═════ DATA
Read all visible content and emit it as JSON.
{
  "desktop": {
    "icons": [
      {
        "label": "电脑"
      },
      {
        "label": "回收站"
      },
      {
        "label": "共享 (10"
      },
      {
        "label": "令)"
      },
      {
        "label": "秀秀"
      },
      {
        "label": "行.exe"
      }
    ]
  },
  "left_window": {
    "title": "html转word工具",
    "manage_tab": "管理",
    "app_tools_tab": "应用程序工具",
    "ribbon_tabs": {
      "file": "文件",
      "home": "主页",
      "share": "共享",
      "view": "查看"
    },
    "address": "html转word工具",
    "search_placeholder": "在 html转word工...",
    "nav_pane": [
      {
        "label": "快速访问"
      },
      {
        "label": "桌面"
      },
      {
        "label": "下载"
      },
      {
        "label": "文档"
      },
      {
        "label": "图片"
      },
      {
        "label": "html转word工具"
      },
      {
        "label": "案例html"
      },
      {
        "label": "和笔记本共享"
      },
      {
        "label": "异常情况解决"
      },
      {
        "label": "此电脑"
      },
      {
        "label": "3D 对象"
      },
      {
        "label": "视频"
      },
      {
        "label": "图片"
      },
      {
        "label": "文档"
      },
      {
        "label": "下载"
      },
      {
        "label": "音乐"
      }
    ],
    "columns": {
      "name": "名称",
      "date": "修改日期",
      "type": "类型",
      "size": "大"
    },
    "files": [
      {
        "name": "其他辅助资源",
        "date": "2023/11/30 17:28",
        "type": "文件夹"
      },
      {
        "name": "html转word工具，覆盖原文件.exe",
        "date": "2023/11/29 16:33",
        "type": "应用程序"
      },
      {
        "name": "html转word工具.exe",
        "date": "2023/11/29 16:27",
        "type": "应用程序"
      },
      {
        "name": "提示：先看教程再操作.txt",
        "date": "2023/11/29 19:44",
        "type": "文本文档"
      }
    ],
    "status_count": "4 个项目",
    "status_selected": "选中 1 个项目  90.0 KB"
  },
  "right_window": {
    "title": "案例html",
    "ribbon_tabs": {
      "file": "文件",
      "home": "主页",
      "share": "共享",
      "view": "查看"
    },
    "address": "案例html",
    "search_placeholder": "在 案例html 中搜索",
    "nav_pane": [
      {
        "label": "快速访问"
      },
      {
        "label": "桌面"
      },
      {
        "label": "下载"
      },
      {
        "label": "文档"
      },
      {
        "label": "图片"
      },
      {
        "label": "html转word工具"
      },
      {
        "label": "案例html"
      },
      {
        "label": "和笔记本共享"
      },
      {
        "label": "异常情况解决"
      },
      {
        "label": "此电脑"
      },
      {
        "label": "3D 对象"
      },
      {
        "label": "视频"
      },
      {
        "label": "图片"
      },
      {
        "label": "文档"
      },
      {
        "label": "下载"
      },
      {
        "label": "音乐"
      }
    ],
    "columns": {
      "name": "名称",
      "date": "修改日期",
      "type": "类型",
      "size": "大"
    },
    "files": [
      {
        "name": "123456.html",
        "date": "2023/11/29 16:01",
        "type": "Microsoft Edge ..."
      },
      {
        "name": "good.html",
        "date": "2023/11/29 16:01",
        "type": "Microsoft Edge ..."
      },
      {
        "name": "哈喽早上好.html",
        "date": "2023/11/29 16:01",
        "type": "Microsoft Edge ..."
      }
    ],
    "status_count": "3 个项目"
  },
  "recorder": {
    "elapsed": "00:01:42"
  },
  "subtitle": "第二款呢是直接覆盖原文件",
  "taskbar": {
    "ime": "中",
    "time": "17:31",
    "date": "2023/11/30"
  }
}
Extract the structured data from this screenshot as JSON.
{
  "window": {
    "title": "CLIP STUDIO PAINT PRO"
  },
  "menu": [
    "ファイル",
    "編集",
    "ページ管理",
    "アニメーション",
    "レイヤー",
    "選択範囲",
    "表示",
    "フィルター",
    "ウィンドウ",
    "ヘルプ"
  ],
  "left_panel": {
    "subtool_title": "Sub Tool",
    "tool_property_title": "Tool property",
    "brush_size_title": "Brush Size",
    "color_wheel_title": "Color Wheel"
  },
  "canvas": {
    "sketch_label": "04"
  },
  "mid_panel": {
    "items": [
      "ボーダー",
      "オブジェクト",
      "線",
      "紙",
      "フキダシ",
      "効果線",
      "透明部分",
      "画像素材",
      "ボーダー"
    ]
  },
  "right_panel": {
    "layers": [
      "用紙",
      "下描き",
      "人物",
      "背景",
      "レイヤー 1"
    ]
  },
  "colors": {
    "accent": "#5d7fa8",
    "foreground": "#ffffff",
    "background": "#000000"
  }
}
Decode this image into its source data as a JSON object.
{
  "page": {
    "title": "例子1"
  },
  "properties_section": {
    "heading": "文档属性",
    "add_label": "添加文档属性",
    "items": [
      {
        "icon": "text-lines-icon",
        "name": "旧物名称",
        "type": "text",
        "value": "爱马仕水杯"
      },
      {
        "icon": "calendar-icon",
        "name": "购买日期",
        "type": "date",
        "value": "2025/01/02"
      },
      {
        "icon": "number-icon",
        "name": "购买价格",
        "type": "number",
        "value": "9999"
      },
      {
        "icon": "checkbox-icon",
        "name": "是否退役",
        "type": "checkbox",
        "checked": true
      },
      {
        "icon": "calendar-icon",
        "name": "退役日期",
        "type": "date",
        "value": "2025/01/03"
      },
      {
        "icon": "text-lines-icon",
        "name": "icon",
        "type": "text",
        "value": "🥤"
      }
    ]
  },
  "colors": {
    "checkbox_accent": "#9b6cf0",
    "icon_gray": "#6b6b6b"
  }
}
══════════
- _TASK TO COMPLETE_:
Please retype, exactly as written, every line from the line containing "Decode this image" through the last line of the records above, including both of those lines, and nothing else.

- _OUTPUT FOR THIS TASK_:
Decode this image into its source data as a JSON object.
{
  "page": {
    "title": "例子1"
  },
  "properties_section": {
    "heading": "文档属性",
    "add_label": "添加文档属性",
    "items": [
      {
        "icon": "text-lines-icon",
        "name": "旧物名称",
        "type": "text",
        "value": "爱马仕水杯"
      },
      {
        "icon": "calendar-icon",
        "name": "购买日期",
        "type": "date",
        "value": "2025/01/02"
      },
      {
        "icon": "number-icon",
        "name": "购买价格",
        "type": "number",
        "value": "9999"
      },
      {
        "icon": "checkbox-icon",
        "name": "是否退役",
        "type": "checkbox",
        "checked": true
      },
      {
        "icon": "calendar-icon",
        "name": "退役日期",
        "type": "date",
        "value": "2025/01/03"
      },
      {
        "icon": "text-lines-icon",
        "name": "icon",
        "type": "text",
        "value": "🥤"
      }
    ]
  },
  "colors": {
    "checkbox_accent": "#9b6cf0",
    "icon_gray": "#6b6b6b"
  }
}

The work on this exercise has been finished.